When Germs Fight Back | Carson Tahoe Health

We as humans have come a long way in a relatively short period of time on this planet.  We have gone from massive human loss of life due to infectious diseases just 100 years ago, to where we don’t think much about the destructive little critters today.  Oh, we know they are out there, but when we get an infection, we can pop a little pill and be right back on our way, right? Well maybe not for much longer.  Let me explain.

The first antibiotics were used during WWII, less than seventy years ago.  Before that most people died before their fiftieth birthday from some type of infection.  Vaccines also took off in the first part of the twentieth century and between vaccines and antibiotics, life spans began to increase dramatically.

All was well with the world.  Then in the late 1960s and early 1970s something started to happen.  Some antibiotics began to not work so well.  The germs were becoming resistant. They developed ways to protect themselves and go on infecting.  We made stronger antibiotics and the germs became resistant to them.  So we started engineering antibiotics, super strong, invincible “gorillacillins”, the germs didn’t stand a chance, right?  Wrong. As fast as we could make the new drugs, the bugs figured out ways to fight back.

To complicate things, many new infections began to appear. The early 1980s brought many new challenges. AIDS was big on the scene, MRSA appeared, a strange new disease popped up at a convention of Legionnaires, and tuberculosis was coming back stronger than ever.  Next came; anthrax, Small Pox, Monkey Pox, Mad Cow, West Nile, Hanta Virus, toxic E.coli, bird flu, swine flu, seal flu.  The beat goes on.

But we, as humans, felt safe knowing antibiotics were there for us.  Antibiotics were so easy.

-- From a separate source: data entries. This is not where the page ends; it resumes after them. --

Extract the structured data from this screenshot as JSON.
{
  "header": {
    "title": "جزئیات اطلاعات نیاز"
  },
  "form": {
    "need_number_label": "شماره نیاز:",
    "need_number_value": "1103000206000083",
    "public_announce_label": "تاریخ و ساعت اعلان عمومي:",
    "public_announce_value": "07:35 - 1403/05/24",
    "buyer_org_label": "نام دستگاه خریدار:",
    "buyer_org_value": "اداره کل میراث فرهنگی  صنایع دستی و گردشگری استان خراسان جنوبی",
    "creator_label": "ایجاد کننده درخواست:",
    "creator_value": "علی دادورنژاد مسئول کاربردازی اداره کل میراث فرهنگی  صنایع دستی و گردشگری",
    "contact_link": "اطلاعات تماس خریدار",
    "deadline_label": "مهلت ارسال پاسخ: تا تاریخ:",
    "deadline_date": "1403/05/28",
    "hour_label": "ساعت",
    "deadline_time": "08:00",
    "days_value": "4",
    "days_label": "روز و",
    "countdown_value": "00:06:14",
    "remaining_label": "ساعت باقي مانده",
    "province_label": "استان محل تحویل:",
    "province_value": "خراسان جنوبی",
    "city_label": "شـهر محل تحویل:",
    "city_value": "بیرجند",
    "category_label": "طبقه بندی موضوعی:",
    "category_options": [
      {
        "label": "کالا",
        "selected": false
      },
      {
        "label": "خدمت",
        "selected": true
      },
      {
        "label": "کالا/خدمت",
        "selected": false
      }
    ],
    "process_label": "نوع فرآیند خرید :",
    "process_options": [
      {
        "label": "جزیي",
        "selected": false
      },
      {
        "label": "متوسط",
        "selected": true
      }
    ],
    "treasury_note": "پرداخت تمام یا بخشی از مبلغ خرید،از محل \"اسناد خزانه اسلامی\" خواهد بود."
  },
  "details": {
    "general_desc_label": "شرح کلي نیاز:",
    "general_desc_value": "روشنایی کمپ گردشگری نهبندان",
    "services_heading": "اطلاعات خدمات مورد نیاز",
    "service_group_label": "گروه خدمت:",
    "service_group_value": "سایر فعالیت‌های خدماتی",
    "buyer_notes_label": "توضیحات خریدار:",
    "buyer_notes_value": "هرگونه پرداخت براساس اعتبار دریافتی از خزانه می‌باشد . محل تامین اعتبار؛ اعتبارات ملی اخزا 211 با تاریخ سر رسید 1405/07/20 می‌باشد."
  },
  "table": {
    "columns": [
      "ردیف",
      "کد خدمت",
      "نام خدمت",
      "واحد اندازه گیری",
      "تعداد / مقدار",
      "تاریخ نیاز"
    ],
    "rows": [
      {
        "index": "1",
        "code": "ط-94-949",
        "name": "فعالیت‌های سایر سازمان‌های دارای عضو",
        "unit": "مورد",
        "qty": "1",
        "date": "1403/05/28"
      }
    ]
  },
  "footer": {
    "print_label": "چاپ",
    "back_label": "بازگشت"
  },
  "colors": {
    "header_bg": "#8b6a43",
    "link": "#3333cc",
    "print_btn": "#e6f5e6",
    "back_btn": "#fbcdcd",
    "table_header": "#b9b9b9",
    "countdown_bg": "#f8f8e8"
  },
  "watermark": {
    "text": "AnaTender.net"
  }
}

We took them for anything and everything, every sniffle and sneeze.  It didn’t matter that we had a virus, (antibiotics don’t work for viral infections).  We also had the bad habit of taking antibiotics for a few days, then feeling better, stashing the rest of the bottle away for the next cough or sore throat. We thought it couldn’t hurt.  Well, it did hurt.  All this misuse of antibiotics made it easier for the bugs to develop resistance. What we were doing was killing off the weak bacteria and leaving the stronger ones behind to produce stronger baby bacteria. The use of massive antibiotics for livestock and agriculture didn’t help either.

All this leaves us today facing a huge public health disaster.  We are losing antibiotics.  Some experts say we have 10-15 years left and antibiotics will be useless.  Pharmaceutical companies aren’t busting down doors to make new ones for several reasons, mostly antibiotics are not good business.  Besides, the germs become resistant almost as soon as the new drugs hit the market.

So what can we do? 

First: We have to use antibiotics correctly. Only take antibiotics for bacterial infections, and take them as directed; all of them, every last pill even if you feel fine on day 2.

Second: We must learn more about preventing infections.  Hand washing is still the number one way to prevent infections.  Vaccines are very important. The development of safe, new vaccines may be one of our best bets for the next 20 years.

Third:  Know your body. Know the risk of developing an infection.  Stress, poor diet, lack of exercise, obesity, and chronic diseases like diabetes increase the risk of infection.

Fourth:  Get good quality information.  Your husband’s, brother’s, barber may not be the best source of health information.  Remember, just because you read it in the paper, or see it on TV doesn’t make it true.  This is important, this is your health.  Go to www.cdc.gov or talk to your doctor.  Get the facts.

We got into this mess together and we will get out together.  The sun will come up tomorrow, and mankind will be there to see it.  Take care and stay healthy, and by the way…. go wash your hands.  Thanks for listening. Doris Dimmitt, Hospital Epidemiologist, Carson Tahoe Health.